AKA: Canola SV-10, AKA (Label): SV-10, Product number (P/N): SV10 (SV-10),
Keywords/Tags: SV10 (SV-10) | Canola
Date of intro: 1974, Origin: Japan (List), Dimensions: 330x265x115mm, Weight: 4900g,
Display: Type = Display (VFD) (List), Digits = 12+1,
Keyboard: Reed-switch, Number of keys: 41, #Key-Black: 5, #Key-Blue: 5, #Key-Grey: 19, #Key-White: 8, #Key-Yellow: 4,
Decimal switch: [0-1-2-3-4-6-F-+], Round switch: [(ArrowUp)-5/4-(ArrowDown)], Miscellaneous switch: [ITEM-OFF-Mn], Indicators: OVF,
Classification: / Desktop with Display+Printer / Multiple-type display,
Featuring: Procent, Programmable,
Related with: CANON_docu: (Broch.) SV10: Der anwenderprogramm...,
Collector value: 8/10,
Thanks to HESS Duane for following analyzing and pictures (15-may-2017, 03-oct-2017)...
I'm very sure this device is not user programmable. The only programming capability is likely the ROM cartridges you stick in the side.
In this respect, it is like the TX10. Programs must be installed in a ROM cartridge. The ROM "burner" was probably an internal CANON only device.
One wonders how users communicated custom program needs. CANON allowed user programs on other ROM devices, but the user could not program the ROM.
I've seen reference to this, but not how it was communicated. i.e by keypresses, some "language", the user must learn the assembly/microcode of the device?
Probably a list of specs and for a fee CANON would code/debug and burn the ROM.
The display is made of 2 vacuum flourescent display tubes. The 12 digit (13 position) display is a VFD flat/"bathtub" tube.
This tube includes the MINUS/ENT output with 3 symbols in one position:
I - E ... If CANON follows other calcs, the I indicates a value in a memory. The brochure indicates 16 memories standard and is upgradable.

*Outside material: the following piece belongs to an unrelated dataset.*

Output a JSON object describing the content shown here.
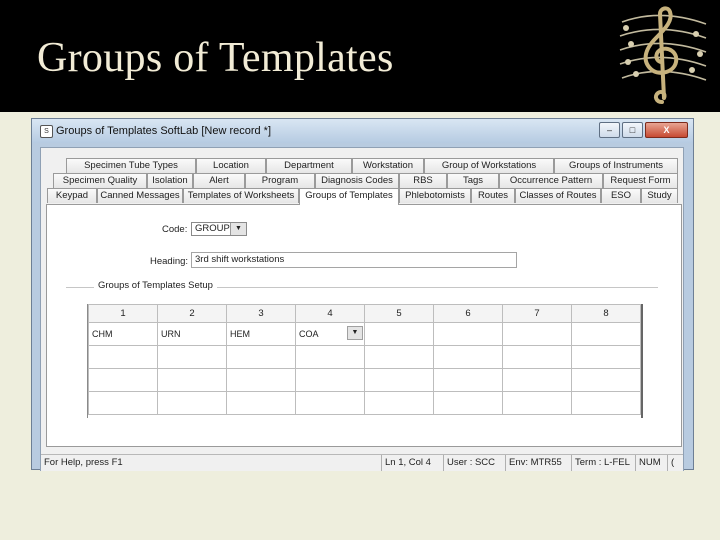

'-' ... means minus
'E' ... likely indicates paused for "entry requried". The brochure keyboard picture implies the [+] & [-]-keys indicates the sign of the entry and simultaneously the "resume" for the paused program.
Just a guess, but the keyboard nomenclature would lead to that conclusion.
The leftmost portion of the display has OVF & PROG NO. OVF, assuredly indicates overflow via a single, somewhat large, red LED behind the display lens.
PROG NO is a single round VFD tube.
The power supply has a transformer and 2 capacitors; the larger with 4 connections on the top.
There is some additional circuitry on the bottom side of of the power supply frame.
Likely the rectification and filter-smoothing of the DC. But would require removal to view it.
The keyboard has the usual magnetic reed switches typical of that era.
The keyboard connects to the PCB via a black vertical connection (pins stick directly upwards) directly in front of the power supply.
The motherboard is a single PCB which extends under the printer and very slightly under the power supply.
The pictures shows the small blue female PCB edge-connector P-ROM socket.
Just below (towards user) is a white rectangle (slightly askew) with predrilled holes and indications of an optional feature. Probably the additional memories the brochure highlights.
Since it is a solder-in (no socket) likely must be factory ordered.
I forgot how the socket was marked but was labelled similar to HD3543 (HITACHI), which is the 28 pin memory chip used in the SX300.
In the SX-300 HD3543 obviously is the memory chip.
Oddly, HITACHI usually labelled memory chips HM and various processors were HD.
Needing 13 pins for address lines & 8 data lines leaves 7 pins for power (at least 2), chip select, read, write; 2 left over.
Maybe the HD indicated a custom chip build. Each chip would store either 100 1-byte program instructions or 10 registers of 14 BCD digits
(10 bytes/register: 14 digits, 2 exponent, mantissa sign, exponent sign).
Each program step is one byte (8 bits) and each data register is ten bytes. The HD3546 was used in the SX320II and is "double density" compared to the HD3543.
CANON often referred to the SX3nn as 16 digit displays but they were 14.
Dedicated positions contained the exponent and sign. However the labelled 16 positions for the display was 14 digits, a decimal point and sign.
The PCB connection for the printer is the blue connector immediately left of the printer.
Referring to the TX10 it might have been a BASIC (CAT basic? CAT was a CANON desktop PC) progammable system.
The left keyboard on the TX10 has alphabet. If you spell out LIST, RUN & .... forget what else (DIR) it will respond like a BASIC command interpreter.
However, there is no real output other than the command is recognized with no program or files showing.
!!! This item is WANTED to join the collection !!!